Progress Energy will postpone major construction activities at its proposed Levy County nuclear plant in Florida until after the project’s federal licensing is complete. The company last week said in a statement announcing its 2011 filing of nuclear cost-recovery estimates that the delay would allow for “greater clarity on federal and state energy policies.

It would also lower near-term price impacts on customers, allow the economy more time to recover before the company completes major construction work on the project, and allow the company to benefit from experiences of other companies building new nuclear plants in the next few years, said Vincent M. Dolan, president and chief executive officer of Progress Energy Florida. “This will give us greater certainty regarding the price and the final construction schedule.”

Progress Energy had applied for the project’s combined construction and operation license (COL) in August 2008. If the Nuclear Regulatory Commission’s (NRC’s) schedule remains on track, the company said it expects to receive that license in late 2012. By then, several factors should be resolved—including public, regulatory, and political support, adequate cost recovery mechanisms, capital financing, and total project cost—allowing the company to make a sound decision,  it said.

The company told regulators that the Levy nuclear project could cost between $17.2 billion and $22.5 billion, including land, transmission lines, fuel, and financing costs. “This is consistent with estimated costs of other, similar projects under development. However, today’s filing includes an analysis of the project that demonstrates feasibility even with the more conservative estimate,” it said.

The company’s cost-recovery filing also includes estimated costs for 2010 and projected costs for 2011 for the Crystal River 3 uprate project. Under state law, a utility can recover certain project-related costs—site selection, pre-construction, operations, maintenance, and financing costs—over the construction period, following an annual regulatory review.

For 2011, the company said it was looking to recover $164 million in nuclear costs—including the Levy plant and investments to increase production capability at the Crystal River Nuclear Plant.

The company had announced a year ago that it would delay the plant’s construction schedule so that operation of the two Levy units would begin in the 2016–2018 period.

Examples of work being deferred until after the NRC issues the COL include design of the plant property and transmission lines, certain land acquisition for the transmission lines, construction of the barge slip and nuclear training facility, and clearing and other site preparation. “Work to obtain the COL will continue, such as supporting the NRC’s information requests during the review process. Environmental permitting also will continue,” the company said last week.

The announced delay follows Florida Power & Light’s (FPL’s) recent announcement that it would suspend activities on several major projects in the state’s energy infrastructure, including development of two nuclear reactors at Turkey Point. The utility’s decision was made after the Florida Public Service Commission (PSC) unanimously rejected a request to raise rates by 30%, or nearly $1.3 billion. Commissioners cited the economic downturn for their decision, saying, “Utilities are just going to have to make do in these difficult economic times.”

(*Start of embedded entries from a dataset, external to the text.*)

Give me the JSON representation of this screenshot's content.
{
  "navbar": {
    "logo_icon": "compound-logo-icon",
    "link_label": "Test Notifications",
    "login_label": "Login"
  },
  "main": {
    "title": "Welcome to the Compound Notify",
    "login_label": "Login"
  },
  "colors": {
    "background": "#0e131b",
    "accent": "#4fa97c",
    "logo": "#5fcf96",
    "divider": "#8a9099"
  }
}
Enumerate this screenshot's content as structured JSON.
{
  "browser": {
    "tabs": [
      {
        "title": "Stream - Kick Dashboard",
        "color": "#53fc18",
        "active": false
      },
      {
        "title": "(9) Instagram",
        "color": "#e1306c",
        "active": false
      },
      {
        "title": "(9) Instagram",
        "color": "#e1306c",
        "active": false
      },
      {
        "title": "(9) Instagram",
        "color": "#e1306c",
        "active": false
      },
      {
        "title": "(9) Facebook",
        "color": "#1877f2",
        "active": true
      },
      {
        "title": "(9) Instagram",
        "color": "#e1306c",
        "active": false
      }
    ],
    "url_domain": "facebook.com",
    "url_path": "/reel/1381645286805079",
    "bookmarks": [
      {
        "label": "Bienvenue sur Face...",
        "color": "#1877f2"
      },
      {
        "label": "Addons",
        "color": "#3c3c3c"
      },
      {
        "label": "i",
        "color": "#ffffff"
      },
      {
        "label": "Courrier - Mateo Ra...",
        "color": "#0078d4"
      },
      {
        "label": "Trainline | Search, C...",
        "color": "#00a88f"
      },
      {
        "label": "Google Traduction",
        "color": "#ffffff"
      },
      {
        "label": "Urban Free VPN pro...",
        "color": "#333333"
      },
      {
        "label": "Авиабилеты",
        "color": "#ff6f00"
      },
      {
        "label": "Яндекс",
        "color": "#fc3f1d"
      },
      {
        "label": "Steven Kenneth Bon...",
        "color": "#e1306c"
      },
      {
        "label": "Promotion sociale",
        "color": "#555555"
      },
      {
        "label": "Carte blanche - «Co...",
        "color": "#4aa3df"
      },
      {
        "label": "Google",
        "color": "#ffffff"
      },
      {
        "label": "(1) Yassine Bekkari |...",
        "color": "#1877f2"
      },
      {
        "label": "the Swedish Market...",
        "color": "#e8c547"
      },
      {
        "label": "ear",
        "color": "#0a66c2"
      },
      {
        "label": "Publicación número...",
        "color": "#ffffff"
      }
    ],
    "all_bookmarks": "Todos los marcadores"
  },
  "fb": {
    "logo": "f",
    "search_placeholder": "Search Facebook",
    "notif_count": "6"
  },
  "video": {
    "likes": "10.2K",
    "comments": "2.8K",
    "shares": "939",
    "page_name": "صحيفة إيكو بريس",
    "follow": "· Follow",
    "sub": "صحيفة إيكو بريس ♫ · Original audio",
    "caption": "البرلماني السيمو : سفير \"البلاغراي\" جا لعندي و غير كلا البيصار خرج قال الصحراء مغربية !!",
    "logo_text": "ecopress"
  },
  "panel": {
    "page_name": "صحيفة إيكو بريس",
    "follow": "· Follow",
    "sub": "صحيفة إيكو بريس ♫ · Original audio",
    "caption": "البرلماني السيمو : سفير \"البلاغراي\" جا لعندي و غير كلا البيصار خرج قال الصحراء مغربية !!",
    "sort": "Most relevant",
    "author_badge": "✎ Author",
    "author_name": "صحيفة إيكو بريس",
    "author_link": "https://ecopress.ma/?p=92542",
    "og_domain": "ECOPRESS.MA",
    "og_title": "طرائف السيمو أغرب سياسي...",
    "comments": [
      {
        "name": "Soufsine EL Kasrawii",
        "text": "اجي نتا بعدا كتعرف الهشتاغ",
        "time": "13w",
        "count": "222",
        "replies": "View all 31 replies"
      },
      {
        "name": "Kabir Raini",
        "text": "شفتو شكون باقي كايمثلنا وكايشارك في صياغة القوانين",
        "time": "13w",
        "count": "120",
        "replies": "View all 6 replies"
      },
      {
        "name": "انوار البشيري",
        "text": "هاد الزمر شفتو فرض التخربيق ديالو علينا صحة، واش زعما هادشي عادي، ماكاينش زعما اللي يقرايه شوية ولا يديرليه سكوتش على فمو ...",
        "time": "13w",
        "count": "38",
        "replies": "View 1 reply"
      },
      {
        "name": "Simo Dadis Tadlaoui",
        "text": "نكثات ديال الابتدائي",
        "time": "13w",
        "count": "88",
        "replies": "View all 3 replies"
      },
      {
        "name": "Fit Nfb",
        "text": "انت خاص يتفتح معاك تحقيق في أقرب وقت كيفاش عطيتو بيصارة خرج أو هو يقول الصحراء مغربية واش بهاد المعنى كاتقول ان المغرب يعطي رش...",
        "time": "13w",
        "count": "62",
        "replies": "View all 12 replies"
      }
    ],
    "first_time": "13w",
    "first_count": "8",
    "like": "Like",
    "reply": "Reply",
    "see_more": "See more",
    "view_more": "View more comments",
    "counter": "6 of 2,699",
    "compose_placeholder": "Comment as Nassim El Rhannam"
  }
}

Progress Energy said that the slowed spending on the Levy project was also influenced by the PSC’s “stated desire to avoid any rate increases in the short term.” Other factors included a recent downgrade to Progress Energy Florida’s credit ratings as a result of  “increased business risk due to regulatory decisions and economic conditions in Florida,” a delay in the NRC’s licensing timeline, and “continued uncertainty about federal and state energy policies”—including carbon regulation.

Sources: POWERnews, FPL, Florida Public Service Commission